No Kidding: Do You Still Have Your Uterus?
After I got my tubes tied last year, I got a lot of questions from friends (and strangers) about what a tubal ligation actually means. It's not a common procedure for a young (under 30), relatively healthy childfree woman to have, and most of my friends (parents and non-parents) rely on other forms of birth control, permanent or otherwise. I realize that a lot of Bitch readers know a lot about their bodies and reproductive health, but in the interest of clearing up some misconceptions about tubal ligations specifically (I'll get to other permanent birth control like Essure later this week), here are a few of the questions I've fielded and how I generally answer them.
Please note: I'm not a doctor or health care professional, and I'm answering these questions based on personal experience.
Do you still have your period?
Sure do! As I type, I'm surfing the crimson wave. Since I still have all of my reproductive organs (every organ I was born with too, lucky me!), there's no chance of kicking Aunt Flo to the curb any time soon. I should note that I did abruptly skip my period the first month after my surgery, but I chalked that up to post-surgery stress and my body readjusting to its natural cycle after a lifetime of birth control pills.
Do you still have your uterus?
See above. I still have all of my major reproductive organs. They all still operate in their respective ways, save my fallopian tubes, which have little clasps keeping them closed.
Did you have a major, complicated, invasive surgery?

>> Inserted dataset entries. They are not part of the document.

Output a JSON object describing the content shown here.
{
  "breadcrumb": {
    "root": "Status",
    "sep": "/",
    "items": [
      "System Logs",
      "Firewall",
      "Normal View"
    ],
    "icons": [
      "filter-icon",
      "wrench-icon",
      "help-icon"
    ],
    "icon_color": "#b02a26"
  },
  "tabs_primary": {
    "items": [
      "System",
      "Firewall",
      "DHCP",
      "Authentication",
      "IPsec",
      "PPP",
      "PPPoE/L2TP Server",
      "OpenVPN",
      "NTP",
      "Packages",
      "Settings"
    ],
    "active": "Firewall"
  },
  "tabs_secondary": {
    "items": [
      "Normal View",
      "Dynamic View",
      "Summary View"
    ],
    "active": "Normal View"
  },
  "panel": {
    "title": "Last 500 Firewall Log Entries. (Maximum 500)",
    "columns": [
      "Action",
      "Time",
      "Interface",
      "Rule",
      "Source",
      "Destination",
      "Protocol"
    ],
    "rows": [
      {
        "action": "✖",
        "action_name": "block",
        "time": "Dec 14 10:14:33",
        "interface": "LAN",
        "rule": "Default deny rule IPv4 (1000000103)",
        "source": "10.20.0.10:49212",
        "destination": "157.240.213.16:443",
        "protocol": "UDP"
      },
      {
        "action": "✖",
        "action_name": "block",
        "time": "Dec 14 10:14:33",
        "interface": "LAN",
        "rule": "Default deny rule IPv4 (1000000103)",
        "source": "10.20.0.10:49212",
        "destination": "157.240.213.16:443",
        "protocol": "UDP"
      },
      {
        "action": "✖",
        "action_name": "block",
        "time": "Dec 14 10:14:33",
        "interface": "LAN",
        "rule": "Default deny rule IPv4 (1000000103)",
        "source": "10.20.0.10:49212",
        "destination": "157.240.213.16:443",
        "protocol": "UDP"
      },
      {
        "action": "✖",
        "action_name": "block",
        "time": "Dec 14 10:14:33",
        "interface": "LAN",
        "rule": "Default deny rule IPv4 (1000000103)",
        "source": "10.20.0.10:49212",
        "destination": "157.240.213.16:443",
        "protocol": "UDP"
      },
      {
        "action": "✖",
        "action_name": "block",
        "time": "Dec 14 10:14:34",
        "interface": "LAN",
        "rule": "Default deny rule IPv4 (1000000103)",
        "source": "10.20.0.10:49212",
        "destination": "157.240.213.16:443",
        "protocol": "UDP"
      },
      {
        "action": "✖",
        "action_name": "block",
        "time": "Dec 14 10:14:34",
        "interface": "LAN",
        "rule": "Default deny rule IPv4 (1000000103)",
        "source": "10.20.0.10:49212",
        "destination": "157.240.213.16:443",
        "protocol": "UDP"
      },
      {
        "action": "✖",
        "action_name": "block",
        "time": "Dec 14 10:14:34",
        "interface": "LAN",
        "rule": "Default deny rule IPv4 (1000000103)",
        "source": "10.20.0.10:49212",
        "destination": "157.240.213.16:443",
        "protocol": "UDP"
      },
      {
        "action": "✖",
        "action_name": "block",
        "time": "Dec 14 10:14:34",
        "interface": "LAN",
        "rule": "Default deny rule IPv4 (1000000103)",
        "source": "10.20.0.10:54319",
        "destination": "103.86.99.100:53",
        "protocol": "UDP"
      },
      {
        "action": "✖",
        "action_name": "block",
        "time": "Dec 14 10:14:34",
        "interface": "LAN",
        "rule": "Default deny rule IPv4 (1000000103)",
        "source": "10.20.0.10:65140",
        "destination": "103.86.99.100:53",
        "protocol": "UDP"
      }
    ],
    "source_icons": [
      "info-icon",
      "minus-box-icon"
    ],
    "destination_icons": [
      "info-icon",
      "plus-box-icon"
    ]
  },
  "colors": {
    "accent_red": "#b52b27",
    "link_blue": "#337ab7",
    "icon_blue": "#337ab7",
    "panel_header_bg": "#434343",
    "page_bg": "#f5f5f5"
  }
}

Like any surgery, a tubal ligation can get complicated. I was lucky that mine did not. Mine was performed with lasers, and I only have two small scars from the operation, one in my navel that's impossible to see, and one on the lower left side of my abdomen above my pubic hair. I was put under general anesthesia, but I was fortunate that I didn't experience any side effects as a result. After surgery, I was in quite a bit of pain and spent about two days in the house recovering. My stitches came out ten days later, and even though a few were infected, I was able to ride my bicycle within three weeks of surgery. I probably could have sooner but I'm admittedly a bit of a wuss when it comes to pain.
Lots of women have tubal ligations after having a baby or two (or more!). Does my experience sound similar to yours, or to the experience friends have described? Since I'm the only intentionally sterile woman I know, I'd love to hear from women across the spectrum who have had their tubes tied or are considering it.
Comments19 comments have been made. Post a comment.
Have an idea for the blog? Click here to contact us!